- _TASK REQUIREMENTS_:
The entries below should be copied exactly and completely.

- _Items from an interface collection_:
/---
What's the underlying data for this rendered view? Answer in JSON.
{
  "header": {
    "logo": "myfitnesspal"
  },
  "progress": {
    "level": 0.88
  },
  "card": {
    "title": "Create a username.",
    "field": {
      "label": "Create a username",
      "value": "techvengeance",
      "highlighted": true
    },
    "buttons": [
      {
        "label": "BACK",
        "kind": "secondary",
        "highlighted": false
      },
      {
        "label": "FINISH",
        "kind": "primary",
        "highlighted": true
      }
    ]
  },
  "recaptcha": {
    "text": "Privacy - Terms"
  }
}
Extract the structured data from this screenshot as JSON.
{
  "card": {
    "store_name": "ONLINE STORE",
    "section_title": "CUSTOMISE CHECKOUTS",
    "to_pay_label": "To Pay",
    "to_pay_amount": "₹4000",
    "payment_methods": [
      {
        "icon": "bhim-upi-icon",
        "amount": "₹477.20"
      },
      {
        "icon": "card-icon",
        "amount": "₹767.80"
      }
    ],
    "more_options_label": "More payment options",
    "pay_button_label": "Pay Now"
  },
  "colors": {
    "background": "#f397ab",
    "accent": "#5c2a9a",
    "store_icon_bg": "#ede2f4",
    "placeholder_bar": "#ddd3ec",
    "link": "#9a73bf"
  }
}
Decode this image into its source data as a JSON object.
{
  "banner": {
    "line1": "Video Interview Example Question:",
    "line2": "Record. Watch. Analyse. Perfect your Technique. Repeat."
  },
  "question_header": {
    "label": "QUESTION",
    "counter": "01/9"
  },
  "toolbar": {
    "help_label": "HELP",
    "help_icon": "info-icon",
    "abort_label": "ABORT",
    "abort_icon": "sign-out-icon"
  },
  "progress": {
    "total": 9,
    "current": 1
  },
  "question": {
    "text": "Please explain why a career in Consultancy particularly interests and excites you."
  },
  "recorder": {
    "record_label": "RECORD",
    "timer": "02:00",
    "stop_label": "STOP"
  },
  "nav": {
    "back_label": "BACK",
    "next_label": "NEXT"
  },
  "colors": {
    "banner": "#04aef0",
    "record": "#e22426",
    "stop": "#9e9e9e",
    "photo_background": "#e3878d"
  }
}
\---
- _ANSWER FOR THIS EXERCISE_:
What's the underlying data for this rendered view? Answer in JSON.
{
  "header": {
    "logo": "myfitnesspal"
  },
  "progress": {
    "level": 0.88
  },
  "card": {
    "title": "Create a username.",
    "field": {
      "label": "Create a username",
      "value": "techvengeance",
      "highlighted": true
    },
    "buttons": [
      {
        "label": "BACK",
        "kind": "secondary",
        "highlighted": false
      },
      {
        "label": "FINISH",
        "kind": "primary",
        "highlighted": true
      }
    ]
  },
  "recaptcha": {
    "text": "Privacy - Terms"
  }
}
Extract the structured data from this screenshot as JSON.
{
  "card": {
    "store_name": "ONLINE STORE",
    "section_title": "CUSTOMISE CHECKOUTS",
    "to_pay_label": "To Pay",
    "to_pay_amount": "₹4000",
    "payment_methods": [
      {
        "icon": "bhim-upi-icon",
        "amount": "₹477.20"
      },
      {
        "icon": "card-icon",
        "amount": "₹767.80"
      }
    ],
    "more_options_label": "More payment options",
    "pay_button_label": "Pay Now"
  },
  "colors": {
    "background": "#f397ab",
    "accent": "#5c2a9a",
    "store_icon_bg": "#ede2f4",
    "placeholder_bar": "#ddd3ec",
    "link": "#9a73bf"
  }
}
Decode this image into its source data as a JSON object.
{
  "banner": {
    "line1": "Video Interview Example Question:",
    "line2": "Record. Watch. Analyse. Perfect your Technique. Repeat."
  },
  "question_header": {
    "label": "QUESTION",
    "counter": "01/9"
  },
  "toolbar": {
    "help_label": "HELP",
    "help_icon": "info-icon",
    "abort_label": "ABORT",
    "abort_icon": "sign-out-icon"
  },
  "progress": {
    "total": 9,
    "current": 1
  },
  "question": {
    "text": "Please explain why a career in Consultancy particularly interests and excites you."
  },
  "recorder": {
    "record_label": "RECORD",
    "timer": "02:00",
    "stop_label": "STOP"
  },
  "nav": {
    "back_label": "BACK",
    "next_label": "NEXT"
  },
  "colors": {
    "banner": "#04aef0",
    "record": "#e22426",
    "stop": "#9e9e9e",
    "photo_background": "#e3878d"
  }
}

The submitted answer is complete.